PART ONE – THE DARK AGE OF MEDICAL LABORATORY PRACTICE IN NIGERIA AND LESSONS FOR THE MODERN DAY MLS.
AMLSN marked her golden jubilee in November, 2014. It was an occasion full of excitement, panache and untamed joy. The outgoing president of AMLSN was generous in praise and accolades to personalities that carried the burden of professional emancipation and image projection of a hitherto unheralded but critically indispensible part of total medical practice globally. As he cascaded down memory lane from one decade to another, highlighting the critical junctions, interludes and milestones in the metamorphosis of the profession, audience couldn’t help but punctuated his free-flowing oratory with yells and heroic pandemonium.
The speech revealed on the one hand a catalogue of achievers and achievements and on the other hand a compendium of monstrous gangsters of tyrants and oppressors that littered the rough but celebrated path to our golden age. The present day MLS could not believe the humble, ignoble and humiliated path the founding fathers towed towards the emancipation of a profession that has been aptly referred to as the backbone of modern medicine.
Indeed it has been a long and tortuous walk to jubilee. It has been a walk from captivity to relative freedom. A drift from uncharitable designations such as ‘Microscopists’ for our astute Parasitologists, ‘culture boys’ for our revered bacteriologist, ‘microtome boys’ for our most esteemed histoscientists and the most degrading lab boys designation for our noble Medical Laboratory Scientists. Today the designation is unambiguously spelt out in the MLS Act, 2003. It is succinctly captured by the clear visionary eyes of our fore fathers as represented in our anthem ‘’Masters not toddlers, Med lab scientist all over the land are tributaries of talents’’
Peculiar with the Stone Age, our heroes past worked with the remotest of tools and technologies, many in the process paid the supreme prize in the war against infectious agents. They did not have the biosafety facilities and containment laboratories we now have, yet they fought on gallantly and won the war against deadly infectious diseases such as whooping cough, anthrax, influenza amongst others. They used their tongues to test for abnormal substances in urine. During their time, nothing was automated; they had to go through the lengthy, cumbersome manual procedures and processes. They came out with authentic reliable and reproducible results that significantly helped in eradication of the early epidemics. They were very few in number yet catered for all Nigerians within their reach with unmatched success. They were least paid yet they put their minds and lives to work to safe their generation. Some are now peasants with debilitated health conditions groaning around with no affluence or recognition for their many years of fruitful service
Their dedication is awake up call to the present day MLS. We must arise to professional integrity and ethical servitude. We must challenge ourselves to GLP and TQM. We must first ask ourselves questions on the persistence and re-emergence of public health challenges before we ask questions of remunerations. We must first face our job squarely before we face and accuse other colleagues in the health team for threatening to take over our jobs.
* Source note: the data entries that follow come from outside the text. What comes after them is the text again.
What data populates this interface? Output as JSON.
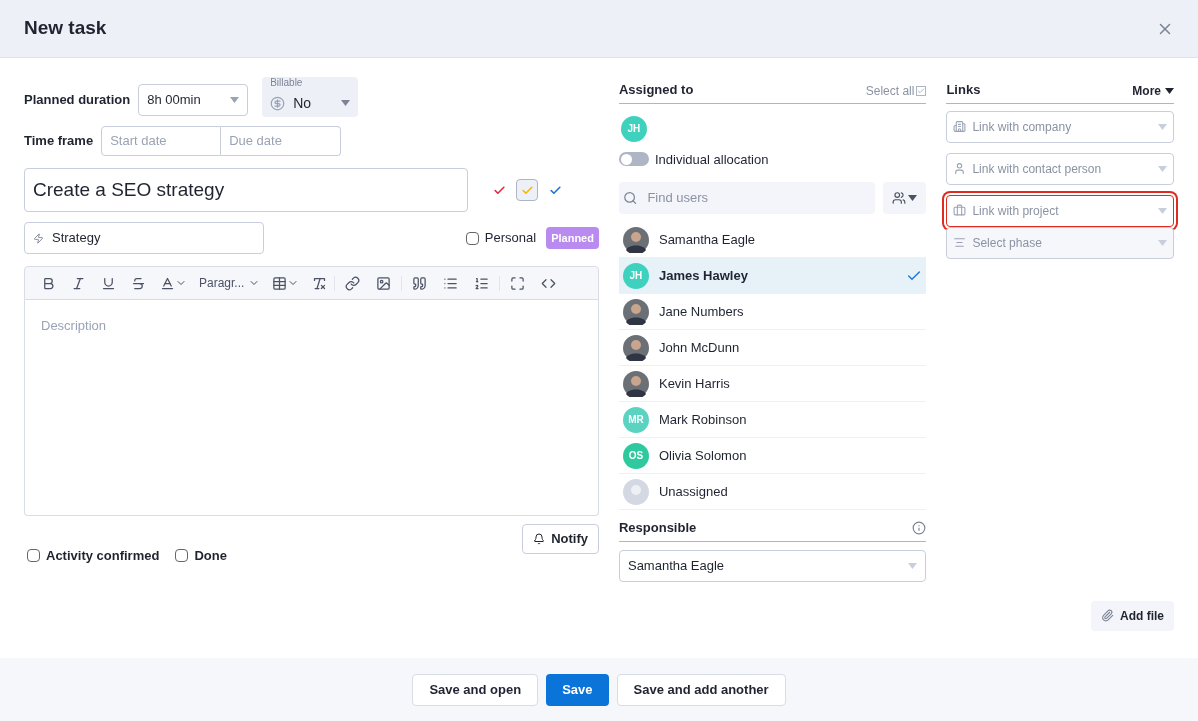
{
  "dialog": {
    "title": "New task"
  },
  "planned_duration": {
    "label": "Planned duration",
    "value": "8h 00min"
  },
  "billable": {
    "label": "Billable",
    "value": "No"
  },
  "time_frame": {
    "label": "Time frame",
    "start_placeholder": "Start date",
    "due_placeholder": "Due date"
  },
  "task_title": {
    "value": "Create a SEO strategy"
  },
  "priorities": [
    {
      "color": "#e5273d",
      "selected": false
    },
    {
      "color": "#f5b800",
      "selected": true
    },
    {
      "color": "#1a73d9",
      "selected": false
    }
  ],
  "category": {
    "value": "Strategy"
  },
  "personal": {
    "label": "Personal",
    "checked": false
  },
  "status_badge": "Planned",
  "editor": {
    "block_format": "Paragr...",
    "placeholder": "Description"
  },
  "notify_button": "Notify",
  "checkboxes": [
    {
      "label": "Activity confirmed",
      "checked": false
    },
    {
      "label": "Done",
      "checked": false
    }
  ],
  "assigned": {
    "title": "Select all",
    "heading": "Assigned to",
    "select_all_checked": true,
    "chips": [
      {
        "initials": "JH",
        "color": "#3ed1bd"
      }
    ],
    "individual_allocation": {
      "label": "Individual allocation",
      "on": false
    },
    "search_placeholder": "Find users"
  },
  "users": [
    {
      "name": "Samantha Eagle",
      "kind": "photo",
      "selected": false
    },
    {
      "name": "James Hawley",
      "kind": "initials",
      "initials": "JH",
      "color": "#3ed1bd",
      "selected": true
    },
    {
      "name": "Jane Numbers",
      "kind": "photo",
      "selected": false
    },
    {
      "name": "John McDunn",
      "kind": "photo",
      "selected": false
    },
    {
      "name": "Kevin Harris",
      "kind": "photo",
      "selected": false
    },
    {
      "name": "Mark Robinson",
      "kind": "initials",
      "initials": "MR",
      "color": "#5ad3c0",
      "selected": false
    },
    {
      "name": "Olivia Solomon",
      "kind": "initials",
      "initials": "OS",
      "color": "#2ec99e",
      "selected": false
    },
    {
      "name": "Unassigned",
      "kind": "blank",
      "selected": false
    }
  ],
  "responsible": {
    "heading": "Responsible",
    "value": "Samantha Eagle"
  },
  "links": {
    "heading": "Links",
    "more": "More",
    "items": [
      {
        "kind": "company",
        "placeholder": "Link with company",
        "highlighted": false
      },
      {
        "kind": "contact",
        "placeholder": "Link with contact person",
        "highlighted": false
      },
      {
        "kind": "project",
        "placeholder": "Link with project",
        "highlighted": true
      },
      {
        "kind": "phase",
        "placeholder": "Select phase",
        "highlighted": false
      }
    ]
  },
  "add_file": "Add file",
  "footer_buttons": [
    {
      "label": "Save and open",
      "kind": "secondary"
    },
    {
      "label": "Save",
      "kind": "primary"
    },
    {
      "label": "Save and add another",
      "kind": "secondary"
    }
  ]
}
It is a golden age for MLS. We must therefore rebrand from the bench outwards. We must ensure the patient is treated as king and the sanctity of our oath remains sacrosanct and unblemished. Welcome to the golden era of Med Lab practice in Nigeria.